EXTRACTED INFORMATION: Begin
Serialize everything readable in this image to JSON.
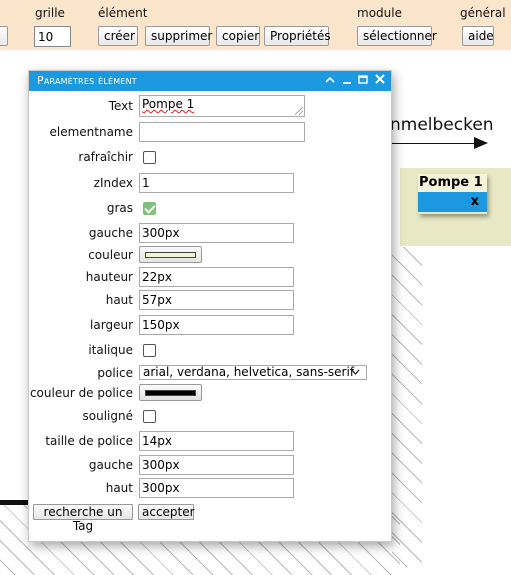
{
  "toolbar": {
    "groups": {
      "grille": "grille",
      "element": "élément",
      "module": "module",
      "general": "général"
    },
    "grid_value": "10",
    "buttons": {
      "creer": "créer",
      "supprimer": "supprimer",
      "copier": "copier",
      "proprietes": "Propriétés",
      "selectionner": "sélectionner",
      "aide": "aide"
    }
  },
  "canvas": {
    "behind_text": "nmelbecken",
    "widget": {
      "title": "Pompe 1",
      "close": "x"
    }
  },
  "dialog": {
    "title": "Paramètres élément",
    "icons": [
      "chevron-up-icon",
      "minimize-icon",
      "maximize-icon",
      "close-icon"
    ],
    "fields": {
      "text": {
        "label": "Text",
        "value": "Pompe 1"
      },
      "elementname": {
        "label": "elementname",
        "value": ""
      },
      "rafraichir": {
        "label": "rafraîchir",
        "checked": false
      },
      "zindex": {
        "label": "zIndex",
        "value": "1"
      },
      "gras": {
        "label": "gras",
        "checked": true
      },
      "gauche": {
        "label": "gauche",
        "value": "300px"
      },
      "couleur": {
        "label": "couleur",
        "color": "#f4f4d8"
      },
      "hauteur": {
        "label": "hauteur",
        "value": "22px"
      },
      "haut": {
        "label": "haut",
        "value": "57px"
      },
      "largeur": {
        "label": "largeur",
        "value": "150px"
      },
      "italique": {
        "label": "italique",
        "checked": false
      },
      "police": {
        "label": "police",
        "value": "arial, verdana, helvetica, sans-serif"
      },
      "couleur_police": {
        "label": "couleur de police",
        "color": "#000000"
      },
      "souligne": {
        "label": "souligné",
        "checked": false
      },
      "taille_police": {
        "label": "taille de police",
        "value": "14px"
      },
      "gauche2": {
        "label": "gauche",
        "value": "300px"
      },
      "haut2": {
        "label": "haut",
        "value": "300px"
      }
    },
    "buttons": {
      "recherche": "recherche un Tag",
      "accepter": "accepter"
    }
  },
  "colors": {
    "toolbar_bg": "#fbe6cc",
    "accent": "#1b98e0",
    "check": "#82c17d"
  }
}
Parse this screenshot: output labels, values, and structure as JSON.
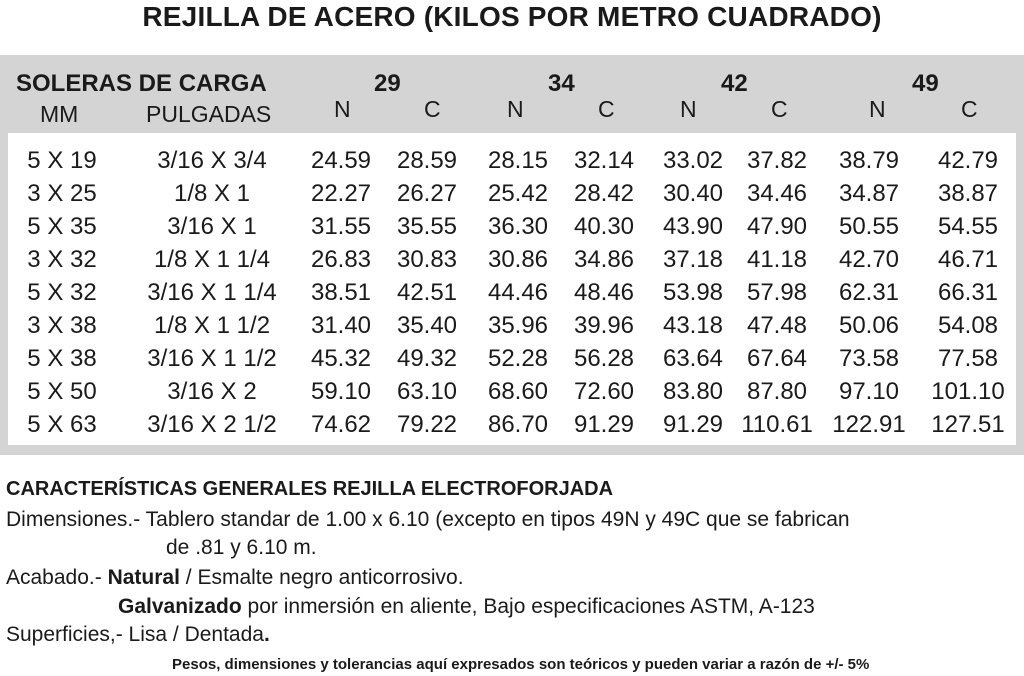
{
  "title": "REJILLA DE ACERO (KILOS POR METRO CUADRADO)",
  "table": {
    "soleras_label": "SOLERAS DE CARGA",
    "mm_label": "MM",
    "pulgadas_label": "PULGADAS",
    "groups": [
      "29",
      "34",
      "42",
      "49"
    ],
    "n_label": "N",
    "c_label": "C",
    "rows": [
      {
        "mm": "5 X 19",
        "pulg": "3/16 X 3/4",
        "vals": [
          "24.59",
          "28.59",
          "28.15",
          "32.14",
          "33.02",
          "37.82",
          "38.79",
          "42.79"
        ]
      },
      {
        "mm": "3 X 25",
        "pulg": "1/8 X 1",
        "vals": [
          "22.27",
          "26.27",
          "25.42",
          "28.42",
          "30.40",
          "34.46",
          "34.87",
          "38.87"
        ]
      },
      {
        "mm": "5 X 35",
        "pulg": "3/16 X 1",
        "vals": [
          "31.55",
          "35.55",
          "36.30",
          "40.30",
          "43.90",
          "47.90",
          "50.55",
          "54.55"
        ]
      },
      {
        "mm": "3 X 32",
        "pulg": "1/8 X 1 1/4",
        "vals": [
          "26.83",
          "30.83",
          "30.86",
          "34.86",
          "37.18",
          "41.18",
          "42.70",
          "46.71"
        ]
      },
      {
        "mm": "5 X 32",
        "pulg": "3/16 X 1 1/4",
        "vals": [
          "38.51",
          "42.51",
          "44.46",
          "48.46",
          "53.98",
          "57.98",
          "62.31",
          "66.31"
        ]
      },
      {
        "mm": "3 X 38",
        "pulg": "1/8 X 1 1/2",
        "vals": [
          "31.40",
          "35.40",
          "35.96",
          "39.96",
          "43.18",
          "47.48",
          "50.06",
          "54.08"
        ]
      },
      {
        "mm": "5 X 38",
        "pulg": "3/16 X 1 1/2",
        "vals": [
          "45.32",
          "49.32",
          "52.28",
          "56.28",
          "63.64",
          "67.64",
          "73.58",
          "77.58"
        ]
      },
      {
        "mm": "5 X 50",
        "pulg": "3/16 X 2",
        "vals": [
          "59.10",
          "63.10",
          "68.60",
          "72.60",
          "83.80",
          "87.80",
          "97.10",
          "101.10"
        ]
      },
      {
        "mm": "5 X 63",
        "pulg": "3/16 X 2 1/2",
        "vals": [
          "74.62",
          "79.22",
          "86.70",
          "91.29",
          "91.29",
          "110.61",
          "122.91",
          "127.51"
        ]
      }
    ]
  },
  "notes": {
    "heading": "CARACTERÍSTICAS GENERALES REJILLA ELECTROFORJADA",
    "dimensiones_1": "Dimensiones.- Tablero standar de 1.00 x 6.10 (excepto en tipos 49N y 49C que se fabrican",
    "dimensiones_2": "de .81 y 6.10 m.",
    "acabado_prefix": "Acabado.- ",
    "acabado_natural": "Natural",
    "acabado_rest": " / Esmalte negro anticorrosivo.",
    "galvanizado_bold": "Galvanizado",
    "galvanizado_rest": " por inmersión en aliente, Bajo especificaciones ASTM, A-123",
    "superficies_prefix": "Superficies,- Lisa / Dentada",
    "superficies_dot": ".",
    "footnote": "Pesos, dimensiones y tolerancias aquí expresados son teóricos y pueden variar a razón de +/- 5%"
  }
}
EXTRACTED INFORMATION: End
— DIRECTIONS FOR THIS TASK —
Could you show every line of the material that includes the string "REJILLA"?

— EXPECTED OUTPUT —
  "title": "REJILLA DE ACERO (KILOS POR METRO CUADRADO)",
    "heading": "CARACTERÍSTICAS GENERALES REJILLA ELECTROFORJADA",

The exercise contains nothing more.